Neurocysticercosis specifically refers to cysticerci within brain tissue. This is actually the most common site for the larvae to land and they can live there for 5-30 years before becoming symptomatic. They can cause seizures; block the outflow of cerebrospinal fluid; increased intracranial pressure; grow into large lobulated masses that put pressure on surrounding organs; and even get into the spinal cord and cause back pain and radiculopathy like in our patient here. Our patients MRI of his cervical spine showed smaller similar lesions in his cervical spine compressing his 5th and 6th cervical nerve roots. He is currently responding well to a regimen of praziquantel, albendazole, prednisone, and Dilantin.

Tapeworm infection and subsequent health problems are not a new phenomenon. The earliest reference to tapeworms were found in the works of the ancient Egyptians that date back to almost 2000BC. The description of ‘measled pork’ in the History of Animals written by Aristotle (384–322BC) showed that the infection of pork with tapeworm was known to ancient Greeks at that time. It was also known to Jewish and later to early Muslim physicians and has been proposed as one of the reasons for pork being forbidden by both Jewish and Islamic dietary laws. Recent examination of the evolutionary histories of hosts and parasites and DNA evidence show that over 10,000 years ago, ancestors of modern humans in Africa became exposed to tapeworm when they scavenged for food or preyed on antelopes and bovids, and later passed the infection on to domestic animals such as pigs.

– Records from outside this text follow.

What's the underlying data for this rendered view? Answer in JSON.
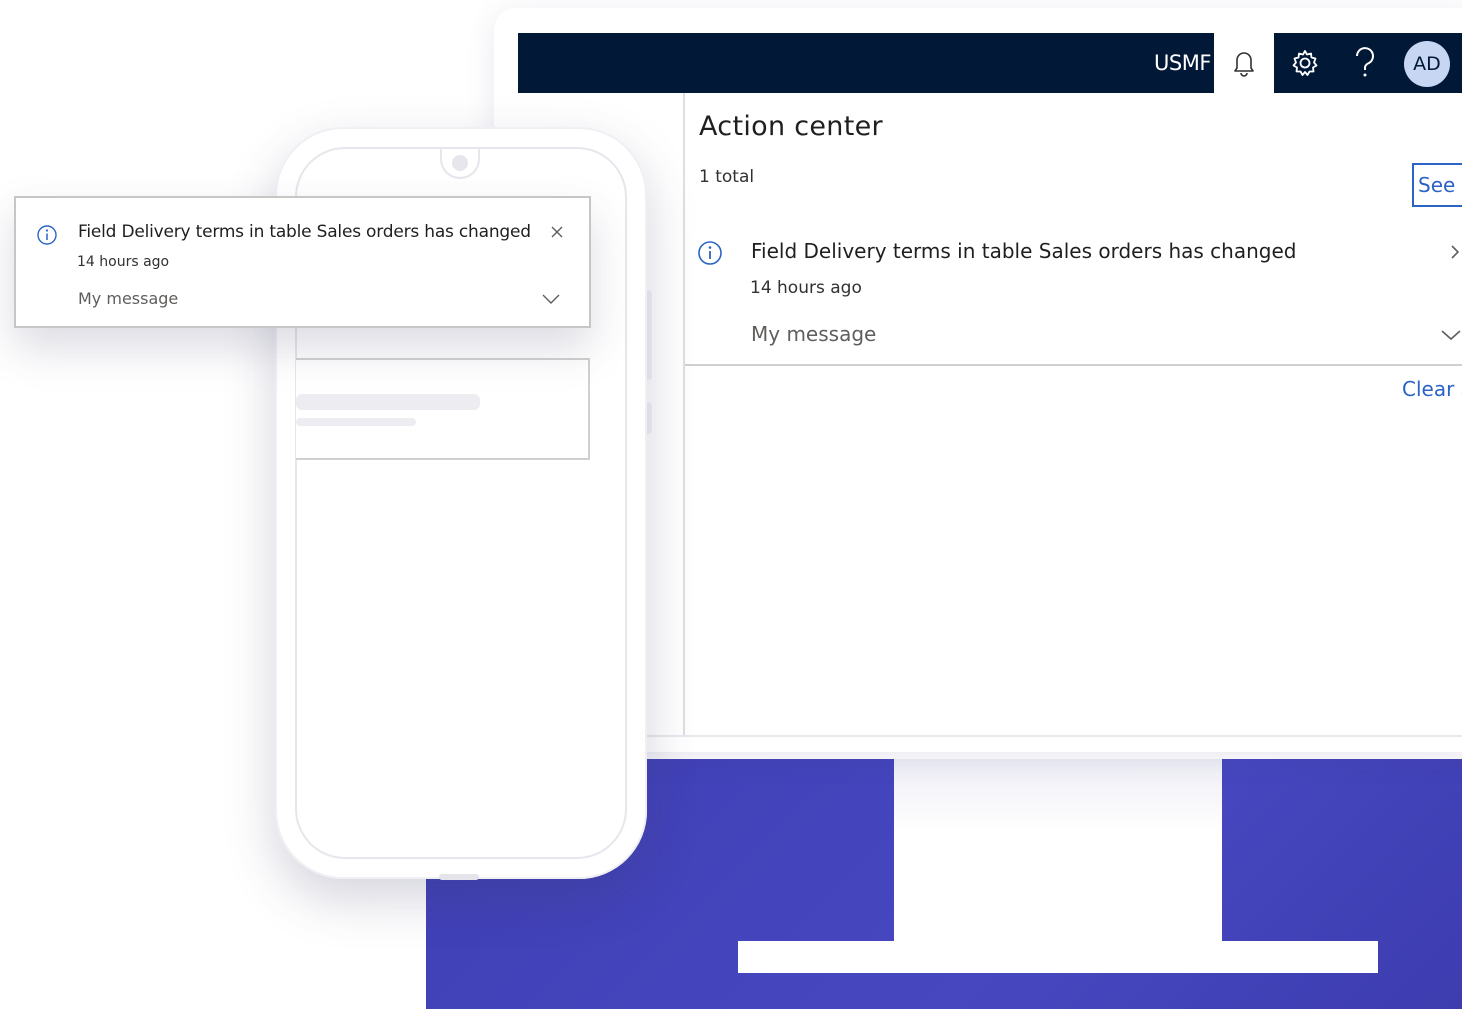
{
  "header": {
    "company": "USMF",
    "avatar_initials": "AD",
    "icons": [
      "bell-icon",
      "gear-icon",
      "help-icon"
    ]
  },
  "action_center": {
    "title": "Action center",
    "total": "1 total",
    "see_all_label": "See all",
    "clear_all_label": "Clear all",
    "notifications": [
      {
        "title": "Field Delivery terms in table Sales orders has changed",
        "time": "14 hours ago",
        "message": "My message"
      }
    ]
  },
  "toast": {
    "title": "Field Delivery terms in table Sales orders has changed",
    "time": "14 hours ago",
    "message": "My message"
  },
  "colors": {
    "topbar": "#011836",
    "accent": "#2b63c5",
    "monitor_stand": "#4343bc",
    "avatar": "#c7d6f3"
  }
}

This is not uncommon in the developing world and probably more common than you might think here in the US. In Latin America an estimated 75 million people live in endemic areas and of those 400,000 people have symptomatic disease. Some studies suggest that the prevalence of cysticercosis in Mexico is between 3.1 and 3.9 percent. Other studies have found that in impoverished areas of Guatemala, Bolivia, and Peru it’s as high as 20 percent in humans and 37 percent in pigs. In Madagascar 16% of the population is infected while in Ethiopia, Kenya and the Democratic Republic of Congo it’s around 10%.

The distribution of cysticercosis coincides with the distribution of T. solium. Worldwide cysticercosis is the most common cause of symptomatic epilepsy. Prevalence rates in the United States have shown immigrants from Mexico, Central and South America, and Southeast Asia account for most of the domestic cases of cysticercosis. In 1990 and 1991, four unrelated members of an Orthodox Jewish Community in New York City developed developed recurrent seizures and brain lesions which were found to have been caused by T. solium. All of the families had housekeepers from Latin American countries and were suspected to be source of the infections.

Deaths from cysticercosis worldwide increased from 700 in 1990 to 1,200 in 2010. In the US 221 cysticercosis deaths were identified from 1990-2002. Mortality rates were highest for Latinos and men. The mean age at death was 40.5 years. Most patients, 84.6%, were foreign born, and 62% had emigrated from Mexico. The 33 US-born persons who died of cysticercosis represented 15% of all cysticercosis-related deaths. The cysticercosis mortality rate was highest in California, which accounted for 60% of all cysticercosis deaths.